** Exercise materials follows **

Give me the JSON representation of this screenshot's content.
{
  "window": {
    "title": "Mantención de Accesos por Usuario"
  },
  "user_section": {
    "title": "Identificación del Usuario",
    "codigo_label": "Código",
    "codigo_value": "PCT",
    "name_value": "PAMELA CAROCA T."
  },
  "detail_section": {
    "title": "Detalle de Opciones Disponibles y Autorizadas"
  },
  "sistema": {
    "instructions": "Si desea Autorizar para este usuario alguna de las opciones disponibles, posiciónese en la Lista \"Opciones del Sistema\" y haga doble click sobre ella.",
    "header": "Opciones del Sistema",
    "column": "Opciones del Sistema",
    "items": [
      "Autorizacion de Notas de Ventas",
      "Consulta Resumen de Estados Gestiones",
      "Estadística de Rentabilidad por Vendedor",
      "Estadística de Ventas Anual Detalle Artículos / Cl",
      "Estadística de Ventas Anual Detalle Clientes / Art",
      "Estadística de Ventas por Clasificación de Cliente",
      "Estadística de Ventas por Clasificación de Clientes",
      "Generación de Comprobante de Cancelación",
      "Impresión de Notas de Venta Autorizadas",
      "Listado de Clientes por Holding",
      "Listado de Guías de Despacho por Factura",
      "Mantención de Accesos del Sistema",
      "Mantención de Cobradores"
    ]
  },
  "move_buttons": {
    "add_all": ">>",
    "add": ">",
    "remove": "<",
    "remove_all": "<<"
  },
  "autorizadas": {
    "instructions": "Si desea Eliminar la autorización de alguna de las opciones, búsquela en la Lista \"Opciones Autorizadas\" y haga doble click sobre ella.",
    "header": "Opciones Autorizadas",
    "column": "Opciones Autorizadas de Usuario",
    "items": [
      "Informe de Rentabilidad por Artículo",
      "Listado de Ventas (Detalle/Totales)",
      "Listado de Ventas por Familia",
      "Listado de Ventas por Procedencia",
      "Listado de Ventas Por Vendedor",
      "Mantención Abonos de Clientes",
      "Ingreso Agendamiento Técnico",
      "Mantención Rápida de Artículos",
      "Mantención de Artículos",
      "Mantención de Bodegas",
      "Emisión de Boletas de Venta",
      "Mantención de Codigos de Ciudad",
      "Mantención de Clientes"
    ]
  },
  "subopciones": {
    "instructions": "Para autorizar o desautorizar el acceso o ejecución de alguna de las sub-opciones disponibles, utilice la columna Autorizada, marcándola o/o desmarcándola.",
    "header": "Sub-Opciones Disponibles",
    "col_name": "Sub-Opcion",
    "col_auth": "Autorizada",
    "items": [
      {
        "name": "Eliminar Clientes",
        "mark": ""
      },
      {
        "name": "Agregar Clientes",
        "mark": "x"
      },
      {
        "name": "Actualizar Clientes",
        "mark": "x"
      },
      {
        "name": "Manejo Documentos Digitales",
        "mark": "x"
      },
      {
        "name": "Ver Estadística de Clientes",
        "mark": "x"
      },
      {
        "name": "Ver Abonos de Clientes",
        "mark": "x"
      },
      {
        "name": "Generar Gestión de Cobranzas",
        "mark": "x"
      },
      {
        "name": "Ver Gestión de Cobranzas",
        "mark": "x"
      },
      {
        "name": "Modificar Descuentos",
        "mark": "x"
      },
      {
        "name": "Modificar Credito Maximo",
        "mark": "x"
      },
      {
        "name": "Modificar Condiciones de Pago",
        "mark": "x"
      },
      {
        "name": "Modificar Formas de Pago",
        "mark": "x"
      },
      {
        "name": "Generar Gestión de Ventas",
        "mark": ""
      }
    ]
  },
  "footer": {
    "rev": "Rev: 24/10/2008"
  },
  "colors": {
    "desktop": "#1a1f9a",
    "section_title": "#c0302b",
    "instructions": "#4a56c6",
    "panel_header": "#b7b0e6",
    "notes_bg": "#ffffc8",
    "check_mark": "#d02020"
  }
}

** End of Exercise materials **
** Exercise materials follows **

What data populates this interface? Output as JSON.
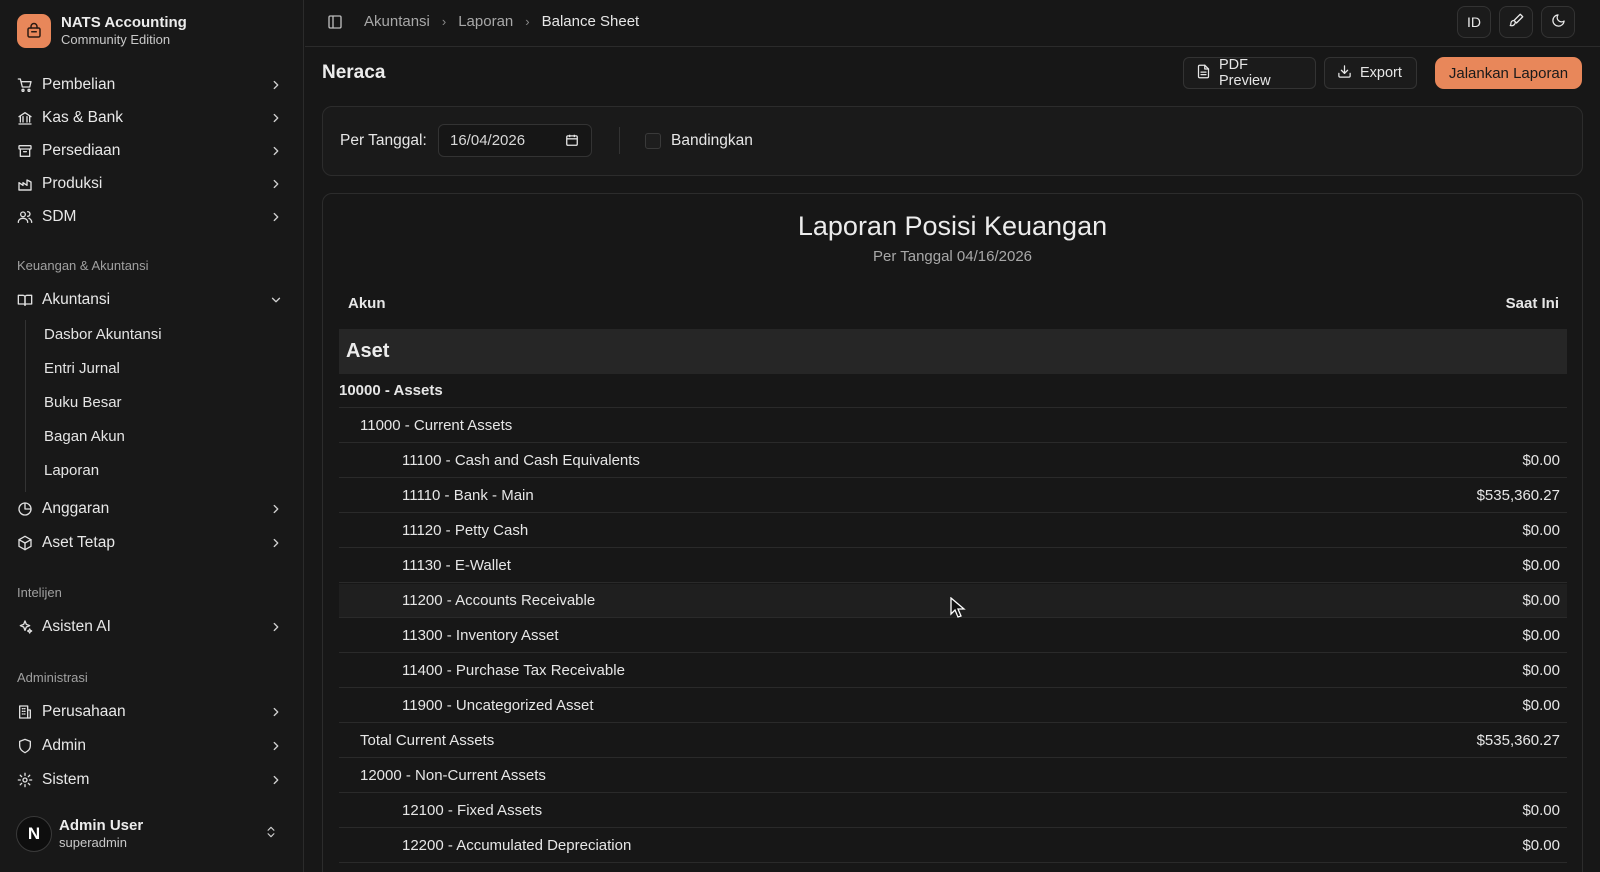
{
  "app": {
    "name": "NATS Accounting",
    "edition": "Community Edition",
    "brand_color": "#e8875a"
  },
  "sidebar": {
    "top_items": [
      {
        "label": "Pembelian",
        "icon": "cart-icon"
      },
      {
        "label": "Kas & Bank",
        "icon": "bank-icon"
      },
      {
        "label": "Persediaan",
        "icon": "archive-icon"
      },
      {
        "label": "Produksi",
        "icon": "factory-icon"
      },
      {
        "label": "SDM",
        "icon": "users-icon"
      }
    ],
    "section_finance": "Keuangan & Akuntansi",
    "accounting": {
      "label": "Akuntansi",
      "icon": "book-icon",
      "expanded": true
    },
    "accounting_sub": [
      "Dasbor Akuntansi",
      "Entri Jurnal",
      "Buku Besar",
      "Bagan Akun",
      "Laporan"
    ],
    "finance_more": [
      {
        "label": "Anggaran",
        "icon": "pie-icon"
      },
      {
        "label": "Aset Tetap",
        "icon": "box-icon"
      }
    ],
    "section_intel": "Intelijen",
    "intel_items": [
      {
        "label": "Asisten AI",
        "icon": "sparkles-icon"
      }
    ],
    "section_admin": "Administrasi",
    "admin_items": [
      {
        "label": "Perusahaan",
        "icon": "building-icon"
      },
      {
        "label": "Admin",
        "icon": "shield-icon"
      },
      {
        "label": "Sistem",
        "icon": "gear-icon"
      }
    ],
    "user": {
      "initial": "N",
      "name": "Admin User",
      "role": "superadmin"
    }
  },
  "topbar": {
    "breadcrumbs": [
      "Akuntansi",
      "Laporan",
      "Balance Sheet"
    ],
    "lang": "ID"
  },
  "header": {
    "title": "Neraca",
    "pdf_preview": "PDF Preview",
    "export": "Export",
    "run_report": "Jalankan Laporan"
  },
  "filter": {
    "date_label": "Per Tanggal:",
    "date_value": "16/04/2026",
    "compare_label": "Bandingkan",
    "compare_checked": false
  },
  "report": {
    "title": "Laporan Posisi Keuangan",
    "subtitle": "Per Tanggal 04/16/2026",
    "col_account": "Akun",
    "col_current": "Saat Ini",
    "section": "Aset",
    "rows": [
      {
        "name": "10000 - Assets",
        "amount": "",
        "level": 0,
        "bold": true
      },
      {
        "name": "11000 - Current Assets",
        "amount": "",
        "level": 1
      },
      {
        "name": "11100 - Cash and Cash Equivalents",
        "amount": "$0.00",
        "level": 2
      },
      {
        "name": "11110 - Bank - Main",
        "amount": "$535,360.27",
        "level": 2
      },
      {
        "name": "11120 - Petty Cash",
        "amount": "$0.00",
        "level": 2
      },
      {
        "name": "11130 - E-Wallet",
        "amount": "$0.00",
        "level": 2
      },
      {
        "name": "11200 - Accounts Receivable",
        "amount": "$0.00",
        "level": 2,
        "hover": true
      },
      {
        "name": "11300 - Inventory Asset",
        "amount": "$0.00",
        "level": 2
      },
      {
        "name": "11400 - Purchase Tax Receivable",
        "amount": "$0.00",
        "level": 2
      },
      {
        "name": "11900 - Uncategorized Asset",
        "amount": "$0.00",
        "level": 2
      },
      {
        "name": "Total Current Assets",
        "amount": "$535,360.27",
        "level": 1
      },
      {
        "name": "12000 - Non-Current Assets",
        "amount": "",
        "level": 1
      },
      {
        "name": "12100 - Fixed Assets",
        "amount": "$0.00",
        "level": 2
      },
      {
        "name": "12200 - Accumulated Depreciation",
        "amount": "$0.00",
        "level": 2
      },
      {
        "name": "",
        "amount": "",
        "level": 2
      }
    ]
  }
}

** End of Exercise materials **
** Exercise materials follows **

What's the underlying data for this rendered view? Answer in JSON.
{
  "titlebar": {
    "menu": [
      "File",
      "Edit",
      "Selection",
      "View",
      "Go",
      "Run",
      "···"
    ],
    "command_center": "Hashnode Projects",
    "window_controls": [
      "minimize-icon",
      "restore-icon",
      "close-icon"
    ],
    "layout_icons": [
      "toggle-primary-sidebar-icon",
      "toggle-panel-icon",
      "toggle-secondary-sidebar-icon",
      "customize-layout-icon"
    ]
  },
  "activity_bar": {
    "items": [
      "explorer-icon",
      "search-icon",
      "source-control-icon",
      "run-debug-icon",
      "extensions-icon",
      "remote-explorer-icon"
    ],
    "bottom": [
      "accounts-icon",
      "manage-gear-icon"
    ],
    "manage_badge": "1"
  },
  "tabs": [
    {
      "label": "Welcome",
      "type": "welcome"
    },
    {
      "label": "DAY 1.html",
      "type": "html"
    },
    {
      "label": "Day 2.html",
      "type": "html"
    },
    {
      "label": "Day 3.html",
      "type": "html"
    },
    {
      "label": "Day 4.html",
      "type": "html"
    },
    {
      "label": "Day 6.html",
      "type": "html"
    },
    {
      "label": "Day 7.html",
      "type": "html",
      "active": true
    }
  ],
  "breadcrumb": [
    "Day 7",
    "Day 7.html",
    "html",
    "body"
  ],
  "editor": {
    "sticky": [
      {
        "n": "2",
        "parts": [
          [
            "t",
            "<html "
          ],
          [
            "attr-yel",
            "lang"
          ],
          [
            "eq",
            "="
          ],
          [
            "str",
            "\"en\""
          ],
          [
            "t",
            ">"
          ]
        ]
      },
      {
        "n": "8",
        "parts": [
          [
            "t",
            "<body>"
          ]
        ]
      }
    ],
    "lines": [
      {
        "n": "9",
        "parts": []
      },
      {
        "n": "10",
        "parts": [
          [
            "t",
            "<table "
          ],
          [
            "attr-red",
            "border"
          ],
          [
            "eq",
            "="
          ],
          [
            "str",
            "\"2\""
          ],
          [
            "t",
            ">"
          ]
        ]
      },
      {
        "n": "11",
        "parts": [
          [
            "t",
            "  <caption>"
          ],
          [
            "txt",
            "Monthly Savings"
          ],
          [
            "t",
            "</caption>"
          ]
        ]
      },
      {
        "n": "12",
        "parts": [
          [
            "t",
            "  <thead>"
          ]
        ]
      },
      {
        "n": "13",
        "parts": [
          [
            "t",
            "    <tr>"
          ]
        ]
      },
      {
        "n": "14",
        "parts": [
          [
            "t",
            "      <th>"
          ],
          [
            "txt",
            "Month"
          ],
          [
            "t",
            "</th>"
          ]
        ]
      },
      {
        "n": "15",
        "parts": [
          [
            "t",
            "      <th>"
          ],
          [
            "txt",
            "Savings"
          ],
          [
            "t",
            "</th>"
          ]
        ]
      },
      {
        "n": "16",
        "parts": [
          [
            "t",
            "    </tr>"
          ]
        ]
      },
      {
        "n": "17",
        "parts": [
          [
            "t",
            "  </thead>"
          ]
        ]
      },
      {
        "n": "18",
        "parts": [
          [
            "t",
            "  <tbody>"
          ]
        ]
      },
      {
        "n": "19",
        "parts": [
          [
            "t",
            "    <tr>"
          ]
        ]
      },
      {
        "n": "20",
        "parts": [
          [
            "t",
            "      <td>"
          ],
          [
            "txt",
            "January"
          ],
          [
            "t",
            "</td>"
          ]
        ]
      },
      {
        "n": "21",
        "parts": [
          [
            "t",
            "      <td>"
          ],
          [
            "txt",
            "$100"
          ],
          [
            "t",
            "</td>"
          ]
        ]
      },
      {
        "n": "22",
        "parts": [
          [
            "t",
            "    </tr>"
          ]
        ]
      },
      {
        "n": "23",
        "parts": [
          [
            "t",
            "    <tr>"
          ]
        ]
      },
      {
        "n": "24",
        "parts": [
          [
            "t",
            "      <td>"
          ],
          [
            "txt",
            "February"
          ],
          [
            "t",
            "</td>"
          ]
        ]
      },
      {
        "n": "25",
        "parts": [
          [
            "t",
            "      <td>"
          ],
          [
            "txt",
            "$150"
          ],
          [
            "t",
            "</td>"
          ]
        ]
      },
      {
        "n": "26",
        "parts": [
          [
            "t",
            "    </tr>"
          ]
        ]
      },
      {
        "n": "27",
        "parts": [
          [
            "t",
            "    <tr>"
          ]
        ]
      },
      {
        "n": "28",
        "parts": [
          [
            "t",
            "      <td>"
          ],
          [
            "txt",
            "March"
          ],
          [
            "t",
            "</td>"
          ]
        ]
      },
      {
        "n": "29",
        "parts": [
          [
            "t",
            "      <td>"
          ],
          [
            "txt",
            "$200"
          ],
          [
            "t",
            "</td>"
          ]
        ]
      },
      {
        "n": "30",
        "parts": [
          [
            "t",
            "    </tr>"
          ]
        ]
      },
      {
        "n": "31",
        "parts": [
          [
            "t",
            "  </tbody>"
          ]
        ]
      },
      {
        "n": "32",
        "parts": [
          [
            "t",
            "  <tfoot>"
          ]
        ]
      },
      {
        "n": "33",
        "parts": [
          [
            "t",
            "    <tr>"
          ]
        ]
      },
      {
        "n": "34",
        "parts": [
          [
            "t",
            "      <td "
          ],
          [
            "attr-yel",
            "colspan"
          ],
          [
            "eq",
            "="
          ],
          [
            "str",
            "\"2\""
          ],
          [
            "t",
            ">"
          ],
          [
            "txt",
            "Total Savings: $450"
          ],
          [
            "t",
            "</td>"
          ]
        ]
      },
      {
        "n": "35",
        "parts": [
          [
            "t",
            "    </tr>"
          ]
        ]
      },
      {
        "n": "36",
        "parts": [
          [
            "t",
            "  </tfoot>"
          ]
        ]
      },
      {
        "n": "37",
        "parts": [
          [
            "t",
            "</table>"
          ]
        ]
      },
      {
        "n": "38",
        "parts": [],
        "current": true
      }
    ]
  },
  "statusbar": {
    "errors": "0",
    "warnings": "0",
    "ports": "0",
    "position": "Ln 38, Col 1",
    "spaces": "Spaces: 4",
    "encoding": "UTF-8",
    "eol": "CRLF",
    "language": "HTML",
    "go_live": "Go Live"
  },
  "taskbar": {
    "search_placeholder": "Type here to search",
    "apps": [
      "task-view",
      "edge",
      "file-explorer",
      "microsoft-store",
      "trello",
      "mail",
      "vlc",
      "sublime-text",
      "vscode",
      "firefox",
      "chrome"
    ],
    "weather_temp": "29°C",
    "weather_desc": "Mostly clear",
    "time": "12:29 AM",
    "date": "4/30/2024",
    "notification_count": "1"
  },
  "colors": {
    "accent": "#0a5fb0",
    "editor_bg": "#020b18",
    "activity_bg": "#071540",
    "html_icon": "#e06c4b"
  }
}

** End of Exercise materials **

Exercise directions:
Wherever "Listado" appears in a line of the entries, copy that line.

Solution to this problem:
      "Listado de Clientes por Holding",
      "Listado de Guías de Despacho por Factura",
      "Listado de Ventas (Detalle/Totales)",
      "Listado de Ventas por Familia",
      "Listado de Ventas por Procedencia",
      "Listado de Ventas Por Vendedor",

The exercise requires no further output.